Read through the records below and copy each line that uses the word "heading".
------ Data excerpts
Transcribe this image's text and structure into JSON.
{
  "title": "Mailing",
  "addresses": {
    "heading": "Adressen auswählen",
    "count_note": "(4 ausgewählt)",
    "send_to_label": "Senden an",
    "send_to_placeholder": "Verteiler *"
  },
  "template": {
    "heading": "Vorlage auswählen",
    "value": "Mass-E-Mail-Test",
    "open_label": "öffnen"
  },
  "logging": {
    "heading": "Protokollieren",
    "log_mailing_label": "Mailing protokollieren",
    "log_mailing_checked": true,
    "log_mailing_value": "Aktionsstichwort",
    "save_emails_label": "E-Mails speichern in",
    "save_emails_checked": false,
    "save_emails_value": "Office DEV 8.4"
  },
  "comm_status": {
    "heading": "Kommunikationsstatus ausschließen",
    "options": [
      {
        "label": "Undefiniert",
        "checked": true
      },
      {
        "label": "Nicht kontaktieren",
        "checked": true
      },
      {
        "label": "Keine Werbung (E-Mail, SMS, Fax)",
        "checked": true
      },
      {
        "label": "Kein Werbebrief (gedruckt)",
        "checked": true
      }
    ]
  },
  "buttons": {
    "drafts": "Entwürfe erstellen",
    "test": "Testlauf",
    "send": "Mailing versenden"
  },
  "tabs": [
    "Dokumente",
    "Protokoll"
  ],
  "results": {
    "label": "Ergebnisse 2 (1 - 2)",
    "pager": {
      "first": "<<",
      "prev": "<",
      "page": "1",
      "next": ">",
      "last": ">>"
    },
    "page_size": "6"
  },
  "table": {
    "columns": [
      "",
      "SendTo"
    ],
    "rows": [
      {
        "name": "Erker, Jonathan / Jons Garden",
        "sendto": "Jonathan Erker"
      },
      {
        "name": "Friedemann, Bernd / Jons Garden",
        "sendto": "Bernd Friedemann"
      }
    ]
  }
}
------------
Response to the exercise ::
    "heading": "Adressen auswählen",
    "heading": "Vorlage auswählen",
    "heading": "Protokollieren",
    "heading": "Kommunikationsstatus ausschließen",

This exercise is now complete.